Tuesday, March 1, 2011

Categorization of Words

So I'm working on memorizing words - thus far a much more challenging task than it is in other languages, which is of course due to the fact that there are only seven syllables (making it feel like memorizing lists of numbers or something).
I find that the most helpful things are (in no particular order):

  • Flashcards, flashcards, flashcards. Particularly my group on quizlet (which I am kind of soliciting, but in a really genuine way. I'm finding it extremely helpful), which makes organization easy and has little game things to put a time stress on you.
  • Categorization of words - putting words in a category is, I think, one of the most important things (Sudre even designed the four syllable words to fall into a different category depending on their first letter). But even with the smaller words - putting them in the category of "opposites" that have the syllables reversed, or "question words", or "possessives" or something else. It's useful to note, for instance, that all of the two syllable words that start with "re" are possessive words - a categorization that Sudre/Gajewski did for us; or that all the two syllable words that start with "do" are nouns that generally relate to people (except dosi, which means "other"). Anyway it's really helpful, and I'll probably post some lists that help with all that in general.
  • Visualisation - by this I mean the shorthand. The shorthand is useful in that although it is only made up of seven signs, each word tends to look unique and different because of their combination - a trait that is less common using only the words or the notes written on a musical staff. For instance, the word "dore" (I, me) is represented by a circle with a vertical line coming from the bottom (or tangent to the right side - but the former is easier to write), and one can easily imagine it to be the upper part of a stickman - a fitting symbol for a representation of theirself. 
So, for my own and possibly your reference, here is a small list of question words (I feel it's useful to see a question mark after it to reinforce the idea) -

[EDIT - these are all from Gajewski, but some of them are the same. Point being, maybe don't memorize from here :) ]

Fado? - What? (used in phrases like, "what is this?")

Midodore? - How much? How many?

Mire? - Who? Which? (I think that mire can also be used as a non-question word - the definition is "that, which, who", which are all pronouns (but pronouns can be questions, of course)) [EDIT - Now I'm less sure that this word can be a question (though it might be allowed)]

Mifa? - Whose?

Fasol? - Why? [EDIT - Sudre: Here, here is]

Also - there seems to be no word for "where", "when", or "how" [EDIT - for Gajewski at least]... I shall assume that the phrases are simply these:

Fado sidomido? - What place? (Where?)

Fado doredo? - What time? (When?)

Lare fado falami? - By what means? (How?)

(The word "Fasol" is an area of discrepancy between Sudre and Gajewski - This is Gajewski's word, as I promised I would favor him.
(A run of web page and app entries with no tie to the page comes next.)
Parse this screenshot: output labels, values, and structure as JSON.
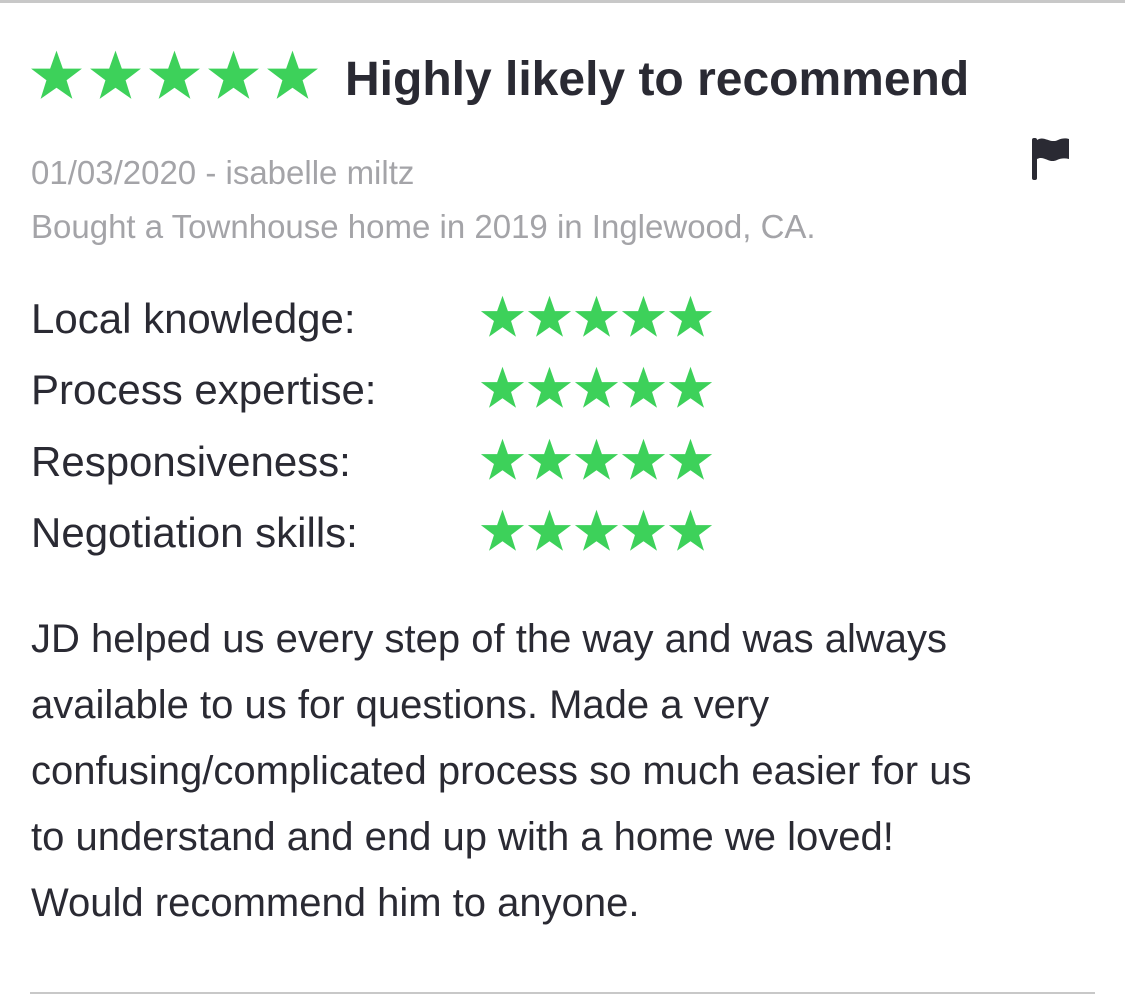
{
  "review": {
    "overall_rating": 5,
    "overall_max": 5,
    "headline": "Highly likely to recommend",
    "date": "01/03/2020",
    "author": "isabelle miltz",
    "date_author_line": "01/03/2020 - isabelle miltz",
    "transaction": "Bought a Townhouse home in 2019 in Inglewood, CA.",
    "flag_icon": "flag-icon",
    "star_icon": "star-icon",
    "star_color": "#3dd15a",
    "categories": [
      {
        "label": "Local knowledge:",
        "rating": 5
      },
      {
        "label": "Process expertise:",
        "rating": 5
      },
      {
        "label": "Responsiveness:",
        "rating": 5
      },
      {
        "label": "Negotiation skills:",
        "rating": 5
      }
    ],
    "body_lines": [
      "JD helped us every step of the way and was always",
      "available to us for questions. Made a very",
      "confusing/complicated process so much easier for us",
      "to understand and end up with a home we loved!",
      "Would recommend him to anyone."
    ]
  }
}
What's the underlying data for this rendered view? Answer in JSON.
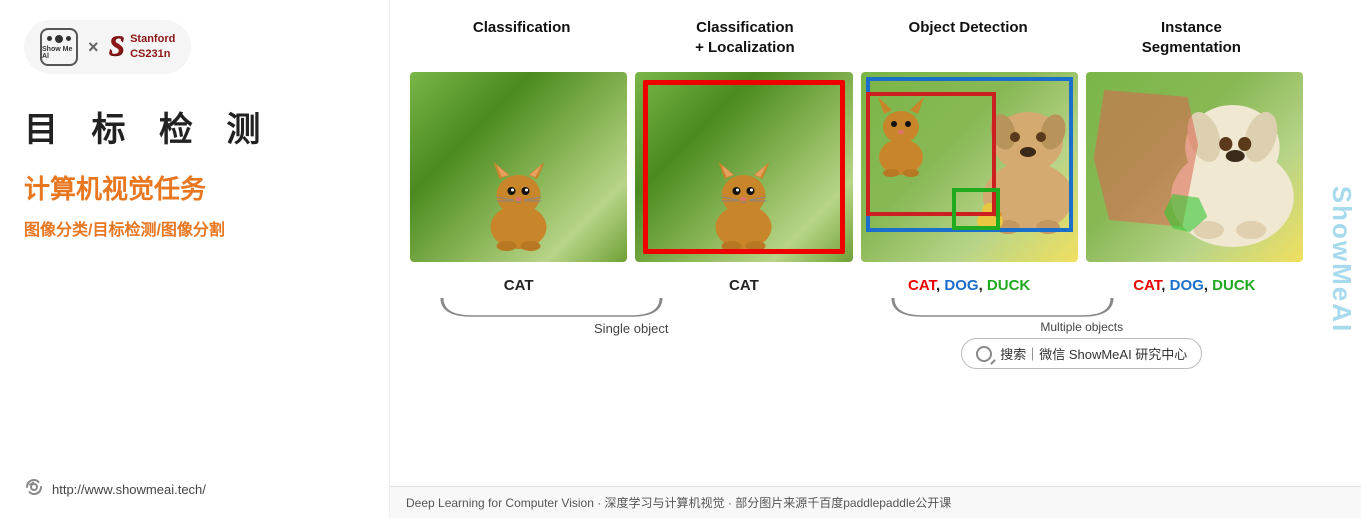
{
  "left": {
    "showmeai_label": "Show Me Al",
    "times": "×",
    "stanford_s": "S",
    "stanford_line1": "Stanford",
    "stanford_line2": "CS231n",
    "chinese_title": "目  标  检  测",
    "subtitle_main": "计算机视觉任务",
    "subtitle_sub": "图像分类/目标检测/图像分割",
    "url": "http://www.showmeai.tech/"
  },
  "right": {
    "watermark": "ShowMeAI",
    "cols": [
      {
        "label": "Classification"
      },
      {
        "label": "Classification\n+ Localization"
      },
      {
        "label": "Object Detection"
      },
      {
        "label": "Instance\nSegmentation"
      }
    ],
    "cat_label_1": "CAT",
    "cat_label_2": "CAT",
    "detect_labels": "CAT, DOG, DUCK",
    "seg_labels": "CAT, DOG, DUCK",
    "brace_single": "Single object",
    "brace_multiple": "Multiple objects",
    "search_text": "搜索｜微信  ShowMeAI 研究中心",
    "footer": "Deep Learning for Computer Vision · 深度学习与计算机视觉 · 部分图片来源千百度paddlepaddle公开课"
  }
}
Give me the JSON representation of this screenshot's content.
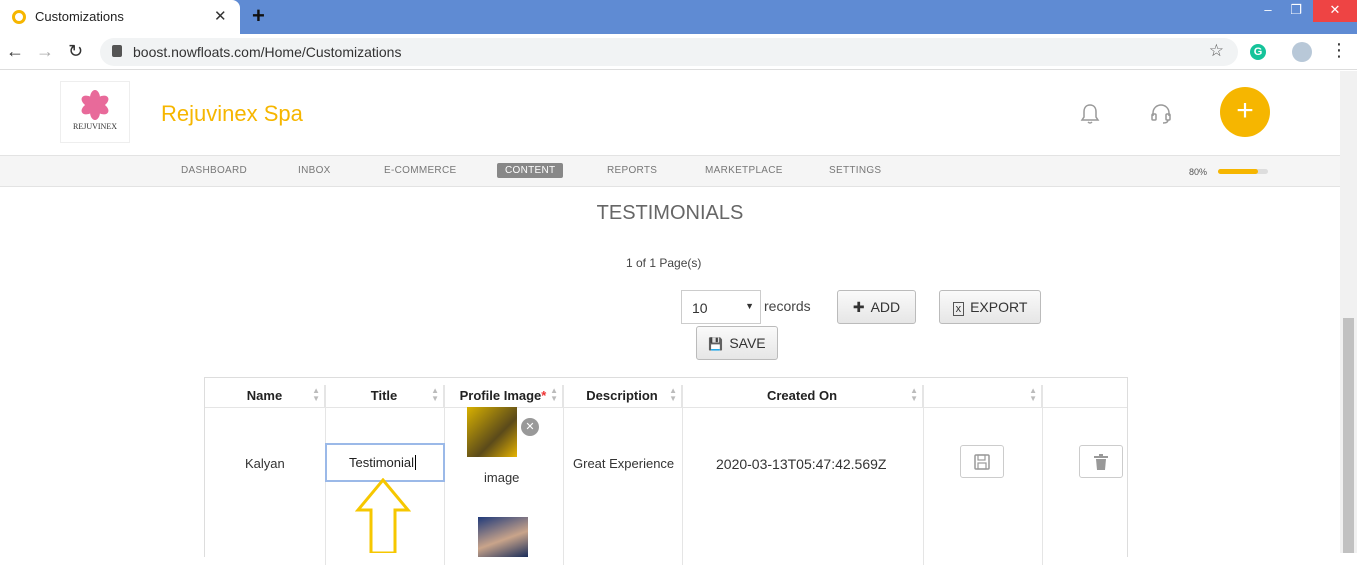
{
  "browser": {
    "tab_title": "Customizations",
    "url": "boost.nowfloats.com/Home/Customizations"
  },
  "header": {
    "logo_text": "REJUVINEX",
    "brand": "Rejuvinex Spa",
    "fab_label": "+"
  },
  "nav": {
    "items": [
      "DASHBOARD",
      "INBOX",
      "E-COMMERCE",
      "CONTENT",
      "REPORTS",
      "MARKETPLACE",
      "SETTINGS"
    ],
    "active": "CONTENT",
    "progress_label": "80%",
    "progress_value": 0.8
  },
  "main": {
    "title": "TESTIMONIALS",
    "pager": "1 of 1 Page(s)",
    "page_size": "10",
    "records_label": "records",
    "add_label": "ADD",
    "export_label": "EXPORT",
    "save_label": "SAVE"
  },
  "table": {
    "headers": [
      "Name",
      "Title",
      "Profile Image",
      "Description",
      "Created On",
      "",
      ""
    ],
    "required_mark": "*",
    "row": {
      "name": "Kalyan",
      "title": "Testimonial",
      "image_label": "image",
      "description": "Great Experience",
      "created_on": "2020-03-13T05:47:42.569Z"
    }
  },
  "colors": {
    "accent": "#f6b600",
    "tab_bar": "#5f8bd3",
    "arrow": "#f6c700"
  }
}
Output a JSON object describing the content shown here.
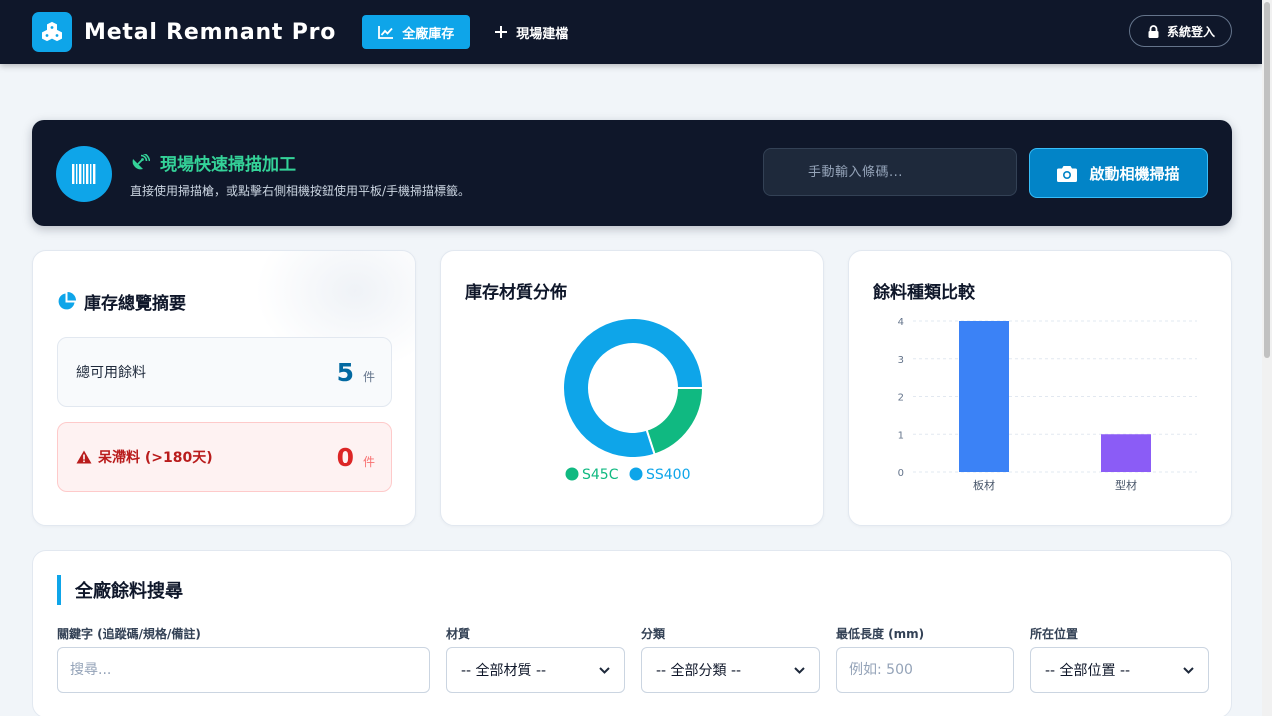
{
  "app": {
    "title": "Metal Remnant Pro"
  },
  "nav": {
    "items": [
      {
        "label": "全廠庫存",
        "active": true
      },
      {
        "label": "現場建檔",
        "active": false
      }
    ],
    "login_label": "系統登入"
  },
  "scan": {
    "title": "現場快速掃描加工",
    "subtitle": "直接使用掃描槍，或點擊右側相機按鈕使用平板/手機掃描標籤。",
    "input_placeholder": "手動輸入條碼...",
    "camera_label": "啟動相機掃描"
  },
  "summary": {
    "title": "庫存總覽摘要",
    "total": {
      "label": "總可用餘料",
      "value": "5",
      "unit": "件"
    },
    "stale": {
      "label": "呆滯料 (>180天)",
      "value": "0",
      "unit": "件"
    }
  },
  "material_chart": {
    "title": "庫存材質分佈",
    "chart_data": {
      "type": "pie",
      "variant": "doughnut",
      "labels": [
        "S45C",
        "SS400"
      ],
      "values": [
        1,
        4
      ],
      "colors": [
        "#10b981",
        "#0ea5e9"
      ],
      "legend_position": "bottom"
    }
  },
  "type_chart": {
    "title": "餘料種類比較",
    "chart_data": {
      "type": "bar",
      "categories": [
        "板材",
        "型材"
      ],
      "values": [
        4,
        1
      ],
      "colors": [
        "#3b82f6",
        "#8b5cf6"
      ],
      "ylim": [
        0,
        4
      ],
      "yticks": [
        "0",
        "1",
        "2",
        "3",
        "4"
      ],
      "grid": true,
      "legend": false
    }
  },
  "search": {
    "title": "全廠餘料搜尋",
    "fields": {
      "keyword": {
        "label": "關鍵字 (追蹤碼/規格/備註)",
        "placeholder": "搜尋..."
      },
      "material": {
        "label": "材質",
        "value": "-- 全部材質 --"
      },
      "category": {
        "label": "分類",
        "value": "-- 全部分類 --"
      },
      "min_length": {
        "label": "最低長度 (mm)",
        "placeholder": "例如: 500"
      },
      "location": {
        "label": "所在位置",
        "value": "-- 全部位置 --"
      }
    }
  },
  "colors": {
    "navy": "#0f172a",
    "accent": "#0ea5e9",
    "green": "#10b981",
    "danger": "#dc2626",
    "bar_plate": "#3b82f6",
    "bar_profile": "#8b5cf6"
  }
}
I'm still uncertain and/or a little upset at having to make decisions - I'm not positive that it is right to prefer Gajewski... But Sudre says that this word means "here is" or something to that effect, but the word "mila" (behold, here/there is) already fills that role... I still feel that Sudre must have just made some minor changes like these for the better and we don't have a more recent book of his... augh. Decisions with little to no basis irk me.)